** Opening Provided entries block **

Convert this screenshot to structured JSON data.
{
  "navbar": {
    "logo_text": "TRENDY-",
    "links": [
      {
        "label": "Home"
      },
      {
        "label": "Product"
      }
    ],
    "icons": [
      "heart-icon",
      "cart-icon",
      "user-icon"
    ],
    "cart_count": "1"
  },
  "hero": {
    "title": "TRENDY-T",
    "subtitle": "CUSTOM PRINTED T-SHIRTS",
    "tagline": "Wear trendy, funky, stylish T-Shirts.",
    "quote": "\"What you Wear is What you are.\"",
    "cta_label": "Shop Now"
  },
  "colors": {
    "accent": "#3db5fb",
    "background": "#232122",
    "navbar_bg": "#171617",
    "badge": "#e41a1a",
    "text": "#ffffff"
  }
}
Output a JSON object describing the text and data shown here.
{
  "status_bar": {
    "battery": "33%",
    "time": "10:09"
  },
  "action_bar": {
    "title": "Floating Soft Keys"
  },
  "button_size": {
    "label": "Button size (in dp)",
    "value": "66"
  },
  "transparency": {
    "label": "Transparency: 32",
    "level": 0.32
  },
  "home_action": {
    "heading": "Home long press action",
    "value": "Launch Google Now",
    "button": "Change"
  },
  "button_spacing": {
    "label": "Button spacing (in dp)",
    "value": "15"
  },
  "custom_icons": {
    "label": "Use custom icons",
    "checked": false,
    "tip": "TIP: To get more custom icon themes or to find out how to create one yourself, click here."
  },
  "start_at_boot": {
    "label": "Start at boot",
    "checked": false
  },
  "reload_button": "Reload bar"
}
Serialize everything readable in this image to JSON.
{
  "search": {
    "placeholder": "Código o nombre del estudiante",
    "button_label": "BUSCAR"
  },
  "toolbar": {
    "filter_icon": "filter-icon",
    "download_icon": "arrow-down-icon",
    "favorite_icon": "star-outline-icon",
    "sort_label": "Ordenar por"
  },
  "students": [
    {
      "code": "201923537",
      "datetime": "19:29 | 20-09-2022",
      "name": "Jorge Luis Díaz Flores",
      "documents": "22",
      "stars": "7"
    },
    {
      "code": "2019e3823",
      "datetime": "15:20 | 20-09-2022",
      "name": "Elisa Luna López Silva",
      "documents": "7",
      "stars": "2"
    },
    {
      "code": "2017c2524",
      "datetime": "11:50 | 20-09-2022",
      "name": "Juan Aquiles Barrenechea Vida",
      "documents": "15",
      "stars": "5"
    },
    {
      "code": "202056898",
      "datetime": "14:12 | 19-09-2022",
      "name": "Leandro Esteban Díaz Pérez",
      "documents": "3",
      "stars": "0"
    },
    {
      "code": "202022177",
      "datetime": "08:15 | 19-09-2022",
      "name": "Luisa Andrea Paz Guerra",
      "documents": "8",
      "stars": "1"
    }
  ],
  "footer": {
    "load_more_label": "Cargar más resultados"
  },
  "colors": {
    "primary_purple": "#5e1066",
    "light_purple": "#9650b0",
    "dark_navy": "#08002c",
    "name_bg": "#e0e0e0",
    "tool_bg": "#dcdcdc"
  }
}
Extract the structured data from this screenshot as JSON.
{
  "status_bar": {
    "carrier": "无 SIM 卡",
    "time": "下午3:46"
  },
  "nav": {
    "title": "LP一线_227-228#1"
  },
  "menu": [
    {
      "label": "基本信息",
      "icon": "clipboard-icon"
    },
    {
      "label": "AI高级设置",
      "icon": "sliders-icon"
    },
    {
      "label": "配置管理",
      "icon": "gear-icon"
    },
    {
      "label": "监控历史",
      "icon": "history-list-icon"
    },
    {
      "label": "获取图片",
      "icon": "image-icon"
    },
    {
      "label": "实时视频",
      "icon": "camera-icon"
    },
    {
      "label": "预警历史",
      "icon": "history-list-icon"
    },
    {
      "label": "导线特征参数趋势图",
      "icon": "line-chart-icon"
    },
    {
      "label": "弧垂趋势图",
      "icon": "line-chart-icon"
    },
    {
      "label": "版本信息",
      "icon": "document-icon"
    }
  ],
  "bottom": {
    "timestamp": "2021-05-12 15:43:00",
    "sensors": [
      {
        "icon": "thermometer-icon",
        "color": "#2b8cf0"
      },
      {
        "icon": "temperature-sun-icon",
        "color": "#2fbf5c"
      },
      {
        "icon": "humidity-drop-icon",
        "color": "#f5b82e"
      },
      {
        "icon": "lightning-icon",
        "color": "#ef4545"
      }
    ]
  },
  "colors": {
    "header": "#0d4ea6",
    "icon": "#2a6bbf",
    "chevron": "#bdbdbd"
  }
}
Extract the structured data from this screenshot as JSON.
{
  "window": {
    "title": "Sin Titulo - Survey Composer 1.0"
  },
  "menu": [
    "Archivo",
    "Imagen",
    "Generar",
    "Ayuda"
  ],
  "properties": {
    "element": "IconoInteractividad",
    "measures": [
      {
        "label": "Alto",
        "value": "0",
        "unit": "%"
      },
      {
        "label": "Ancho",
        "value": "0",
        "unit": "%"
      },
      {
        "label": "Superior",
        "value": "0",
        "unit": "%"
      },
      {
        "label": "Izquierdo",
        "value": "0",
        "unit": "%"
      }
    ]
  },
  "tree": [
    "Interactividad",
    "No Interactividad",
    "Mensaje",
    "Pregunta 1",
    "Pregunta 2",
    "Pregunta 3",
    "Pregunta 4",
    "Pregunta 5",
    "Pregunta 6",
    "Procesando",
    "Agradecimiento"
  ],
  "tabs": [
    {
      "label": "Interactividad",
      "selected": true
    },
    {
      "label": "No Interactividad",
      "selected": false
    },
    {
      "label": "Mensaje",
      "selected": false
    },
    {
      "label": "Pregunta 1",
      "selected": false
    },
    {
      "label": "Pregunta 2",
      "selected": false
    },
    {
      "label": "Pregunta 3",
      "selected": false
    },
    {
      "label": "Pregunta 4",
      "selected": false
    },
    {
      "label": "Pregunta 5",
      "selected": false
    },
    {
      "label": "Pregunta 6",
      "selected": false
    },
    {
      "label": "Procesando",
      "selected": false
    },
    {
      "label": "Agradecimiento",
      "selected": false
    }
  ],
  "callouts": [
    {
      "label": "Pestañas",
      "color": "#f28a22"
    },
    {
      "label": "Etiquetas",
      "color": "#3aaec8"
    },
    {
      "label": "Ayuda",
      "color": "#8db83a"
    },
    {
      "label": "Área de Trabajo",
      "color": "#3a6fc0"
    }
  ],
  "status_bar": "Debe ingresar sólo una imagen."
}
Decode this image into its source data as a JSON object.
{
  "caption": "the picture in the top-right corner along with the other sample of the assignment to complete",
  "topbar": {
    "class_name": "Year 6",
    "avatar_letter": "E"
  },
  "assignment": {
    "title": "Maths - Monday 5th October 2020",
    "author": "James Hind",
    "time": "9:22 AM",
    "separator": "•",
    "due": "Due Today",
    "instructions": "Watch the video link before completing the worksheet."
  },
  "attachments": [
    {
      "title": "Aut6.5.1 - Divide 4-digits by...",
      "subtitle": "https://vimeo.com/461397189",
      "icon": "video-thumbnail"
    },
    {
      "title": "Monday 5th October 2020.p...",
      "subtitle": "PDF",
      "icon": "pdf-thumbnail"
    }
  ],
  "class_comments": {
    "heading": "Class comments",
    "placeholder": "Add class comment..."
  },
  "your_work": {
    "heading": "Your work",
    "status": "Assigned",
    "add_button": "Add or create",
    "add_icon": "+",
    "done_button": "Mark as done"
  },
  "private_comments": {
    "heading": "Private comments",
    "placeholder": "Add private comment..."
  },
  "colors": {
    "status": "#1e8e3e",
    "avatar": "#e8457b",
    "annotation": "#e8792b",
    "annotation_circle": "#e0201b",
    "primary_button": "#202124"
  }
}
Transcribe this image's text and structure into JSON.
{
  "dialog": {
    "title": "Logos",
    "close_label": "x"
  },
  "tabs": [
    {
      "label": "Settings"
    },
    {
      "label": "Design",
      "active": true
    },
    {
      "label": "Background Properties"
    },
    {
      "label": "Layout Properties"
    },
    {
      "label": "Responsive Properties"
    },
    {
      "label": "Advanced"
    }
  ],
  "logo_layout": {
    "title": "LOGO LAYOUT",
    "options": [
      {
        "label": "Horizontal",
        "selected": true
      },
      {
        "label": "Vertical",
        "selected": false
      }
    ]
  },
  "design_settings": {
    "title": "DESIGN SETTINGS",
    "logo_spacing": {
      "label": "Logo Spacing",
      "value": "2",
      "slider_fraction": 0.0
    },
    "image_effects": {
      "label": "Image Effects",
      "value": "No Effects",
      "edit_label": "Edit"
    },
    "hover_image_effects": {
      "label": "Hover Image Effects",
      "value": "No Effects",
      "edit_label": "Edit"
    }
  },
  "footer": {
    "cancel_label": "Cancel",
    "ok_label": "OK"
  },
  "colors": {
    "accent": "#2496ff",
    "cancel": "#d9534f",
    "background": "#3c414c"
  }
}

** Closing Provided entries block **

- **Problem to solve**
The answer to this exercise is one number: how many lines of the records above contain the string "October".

- **Result**
2